A person lights fire to cook after tzeis hakochavim but he has not made havdoloh yet or said ato chonantonu or boruch hamavdil. Would lighting fire in this case count as a melocho d'oraisa or d'rabonnon?

  • 1
    Biblical vs. Rabbinical end of Shabbat
    – Schmerel
    Commented Nov 29, 2020 at 1:13
  • The question has been incorrectly closed as this is not a duplicate. The answer to the other question says that according to some opinions you must usher out the Shabbos either by davening Maariv or by saying havdoloh (and it's not something that happens automatically). However this does not mean that melochos's done in the meantime count as d'oraiso.
    – Nosson
    Commented Nov 29, 2020 at 14:32
  • beta.hebrewbooks.org/tursa.aspx?a=oc_x1259 the beis yosef says its derabanan.
    – robev
    Commented Nov 29, 2020 at 19:57
  • @robev Could you please translate the relevant part? If this is true then that proves that my question has been incorrectly closed. How do I get it opened?
    – Nosson
    Commented Nov 30, 2020 at 1:11

1 Answer 1



The original question did not make it clear that it was asking about mideoraiisah or miderabbanan. I asked my rav and he said it was miderabbanan


While one is forbidden to eat before havdallah (but after tzeis) one is allowed to drive after having davened maariv. In the shmone esrai we say ata chonantanu (which is the baruch hamavdil beain kodesh lchol) in order to allow driving home from shul before making havdallah at home. Thus, if a person (say at home) has not davened maariv yet, then he must say baruch hamavdil before performing a melacha. If he has realized that he has done a melacha, then he should immediately say baruch hamavdil and the error would be a shogeg.

As an example: Chanukah 5780 – Halachot and Frequently Asked Questions

Motzei Shabbat: When Shabbat ends (after 5:14 PM) (Please Note: There are different customs with regards to the order of the Chanukah candles and Havdalah. If your family custom is to light Chanukah candles first, you must say “Ata chonatanu” or “Baruch hamavdil bein kodesh lechol” before striking the match.)

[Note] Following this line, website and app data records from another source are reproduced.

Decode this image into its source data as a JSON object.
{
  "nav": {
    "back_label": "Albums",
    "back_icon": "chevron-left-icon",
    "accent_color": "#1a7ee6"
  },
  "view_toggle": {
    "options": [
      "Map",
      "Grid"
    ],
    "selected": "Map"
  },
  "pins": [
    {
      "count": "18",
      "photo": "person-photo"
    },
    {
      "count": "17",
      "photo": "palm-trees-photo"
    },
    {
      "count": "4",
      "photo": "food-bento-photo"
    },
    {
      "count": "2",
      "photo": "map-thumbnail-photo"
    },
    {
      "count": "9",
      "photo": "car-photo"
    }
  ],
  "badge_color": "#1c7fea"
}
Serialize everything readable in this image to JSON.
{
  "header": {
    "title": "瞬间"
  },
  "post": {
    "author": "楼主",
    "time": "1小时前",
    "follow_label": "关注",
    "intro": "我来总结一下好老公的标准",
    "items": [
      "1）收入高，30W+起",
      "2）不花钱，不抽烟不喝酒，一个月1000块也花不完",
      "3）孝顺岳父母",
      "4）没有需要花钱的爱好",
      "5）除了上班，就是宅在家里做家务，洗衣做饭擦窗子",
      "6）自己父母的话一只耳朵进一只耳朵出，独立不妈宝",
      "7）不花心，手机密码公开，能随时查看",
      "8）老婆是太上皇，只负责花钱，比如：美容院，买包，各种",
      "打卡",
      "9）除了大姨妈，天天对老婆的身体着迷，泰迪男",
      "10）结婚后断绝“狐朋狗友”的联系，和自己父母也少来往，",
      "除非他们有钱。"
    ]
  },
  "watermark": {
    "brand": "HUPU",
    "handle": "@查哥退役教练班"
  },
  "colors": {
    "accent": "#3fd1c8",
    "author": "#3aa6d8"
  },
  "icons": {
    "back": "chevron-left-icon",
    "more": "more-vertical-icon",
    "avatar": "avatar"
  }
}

  • 3
    I think Nosson's question applies if a person didn't make any havdalah at all, even verbally. There is an obligation to add m'chol l'kodesh, that doesn't mean that it would be a melacha d'oraysa. My guess that he is only violating the asei of tosefos Shabbos, but I didn't have a good enough proof to post an answer.
    – MichoelR
    Commented Nov 29, 2020 at 2:21
  • @MichoelR Exactly! I am editing the question to make it clear.
    – Nosson
    Commented Nov 29, 2020 at 3:09
  • I added the comment that it is a shogeg and one should say baruch hamavdil at once if one has not said it before doing the melacha. @Nosson Commented Nov 29, 2020 at 4:03
  • 2
    This doesn't answer the question
    – robev
    Commented Nov 29, 2020 at 5:12
  • @robev Actually the question was about lighting a fire before havdala. The answer used lighting Chanukah candles as an example of lighting and stated that one must say baruch hamavdil beforehand. As a result, lighting without having said baruch hamavdil is a shogeig. Commented Dec 3, 2020 at 23:10

Not the answer you're looking for? Browse other questions tagged .